Several hundred locals under the banner of Ritwik Ghatak Film Society formed a human chain at Shaheb Bazar Zero Point in the city yesterday afternoon, demanding immediate protection of the property bearing the filmmaker’s memories.
They called for declaring it a heritage site and establishing a memorial museum on the premises as done with legendary actress Suchitra Sen’s ancestral house in Pabna.
They submitted memorandums to the deputy commissioner of Rajshahi, city Mayor AHM Khairuzzman Liton, lawmaker Fazle Hossain Badsha and Cultural Affairs Minister KM Khalid highlighting their demands.
However, the authorities of Rajshahi Homeopathic College and Hospital denied that they are demolishing Ritwik’s house.
“The construction materials we found during demolition are modern, but Ritwik lived in Rajshahi in the 1930s or ‘40s,” Anisur Rahman, principal of the college, said.
During a visit to the site yesterday afternoon, this correspondent saw that the college authorities had already demolished part of the one-storey house and erected a boundary wall in the western side of the site.
The principal said the demolition started as the institute’s governing body -- headed by the deputy commissioner of Rajshahi -- decided to build a garage for vehicles there.

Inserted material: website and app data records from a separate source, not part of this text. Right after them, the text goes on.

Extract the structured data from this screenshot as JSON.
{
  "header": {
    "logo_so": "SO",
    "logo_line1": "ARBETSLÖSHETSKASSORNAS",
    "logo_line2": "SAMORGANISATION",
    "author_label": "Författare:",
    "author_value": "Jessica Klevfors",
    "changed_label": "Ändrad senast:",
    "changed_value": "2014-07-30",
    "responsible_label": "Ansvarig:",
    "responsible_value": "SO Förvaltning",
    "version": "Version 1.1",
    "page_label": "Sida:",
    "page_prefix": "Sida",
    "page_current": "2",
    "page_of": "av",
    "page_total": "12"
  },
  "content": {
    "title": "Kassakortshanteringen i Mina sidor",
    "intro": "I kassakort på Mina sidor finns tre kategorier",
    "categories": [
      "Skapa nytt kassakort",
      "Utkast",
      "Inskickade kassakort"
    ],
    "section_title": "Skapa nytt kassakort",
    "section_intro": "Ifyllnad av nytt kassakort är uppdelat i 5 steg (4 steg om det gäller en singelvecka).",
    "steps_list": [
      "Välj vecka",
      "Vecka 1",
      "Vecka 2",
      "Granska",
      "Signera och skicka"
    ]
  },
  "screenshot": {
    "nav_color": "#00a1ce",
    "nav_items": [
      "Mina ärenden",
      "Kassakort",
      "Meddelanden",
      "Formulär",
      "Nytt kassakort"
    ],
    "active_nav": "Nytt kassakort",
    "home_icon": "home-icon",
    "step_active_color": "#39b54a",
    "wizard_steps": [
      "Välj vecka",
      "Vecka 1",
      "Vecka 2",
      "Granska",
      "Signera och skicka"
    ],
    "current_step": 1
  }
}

He said the property belongs to the college and the authorities needed to demolish the old structure -- making way for new classrooms and academic buildings.
“We couldn’t demolish all parts of the building due to financial constraints,” the principal said. He said the college was set up at the site on 34-decimal land in 1966.

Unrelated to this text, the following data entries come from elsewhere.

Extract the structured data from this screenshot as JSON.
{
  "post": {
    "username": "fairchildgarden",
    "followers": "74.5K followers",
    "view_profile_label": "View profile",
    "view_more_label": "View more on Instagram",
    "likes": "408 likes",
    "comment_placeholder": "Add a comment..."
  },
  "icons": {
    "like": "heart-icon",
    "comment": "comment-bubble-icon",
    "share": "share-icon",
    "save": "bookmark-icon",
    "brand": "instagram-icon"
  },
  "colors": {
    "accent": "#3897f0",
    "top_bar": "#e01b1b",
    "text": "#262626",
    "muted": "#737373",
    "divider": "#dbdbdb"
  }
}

In 1989, the Ershad government handed over the land -- classified as “enemy property” -- to the college. In 2006, the authorities demolished the northern part of the old building and erected a two-storey building.
On the south and eastern part of the site, the old building still survives.
“The surviving part of the building bears memories of Ritwik Ghatak,” Ahsan Kabir Liton, president of Rajshahi Film Society, said.
He said the college authorities destroyed most of Ritwik’s ancestral house over the last decade and nothing was done to stop this.
Born in Dhaka on November 4, 1925, Ritwik had to move to Rajshahi as his father Suresh Chandra Ghatak -- a district magistrate, poet and playwright -- was transferred to the city.
Ritwik’s father owned the building. Formative years of the filmmaker’s life were spent at the house, as he studied at Rajshahi Collegiate School. During his stay in the city, Ritwik edited a magazine called “Avidhara”.
He took part in meetings and cultural gatherings with litterateur Sarat Chandra Chattopadhyay at the premises of Miapara Public Library, adjacent to the house.
Renowned fiction writer Mahasweta Devi -- Ritwik’s niece -- also stayed at the house, Mahmud Islam Masud, general secretary of Ritwik Ghatak Film Society, said. “On different occasions, we invited Ritwik’s sister Protiti Devi and Mahasweta Devi to Rajshahi and they fondly recalled their memories of living in the house,” he said.
During the 1947 partition, Ritwik had to migrate to India with his family and the authorities later declared his ancestral home “enemy property” [now vested property].
Yesterday, Md Shariful Haque, additional deputy commissioner of Rajshahi, told journalists that they have instructed the college authorities to stop the work for now. “We’ll take a decision in this regard soon.”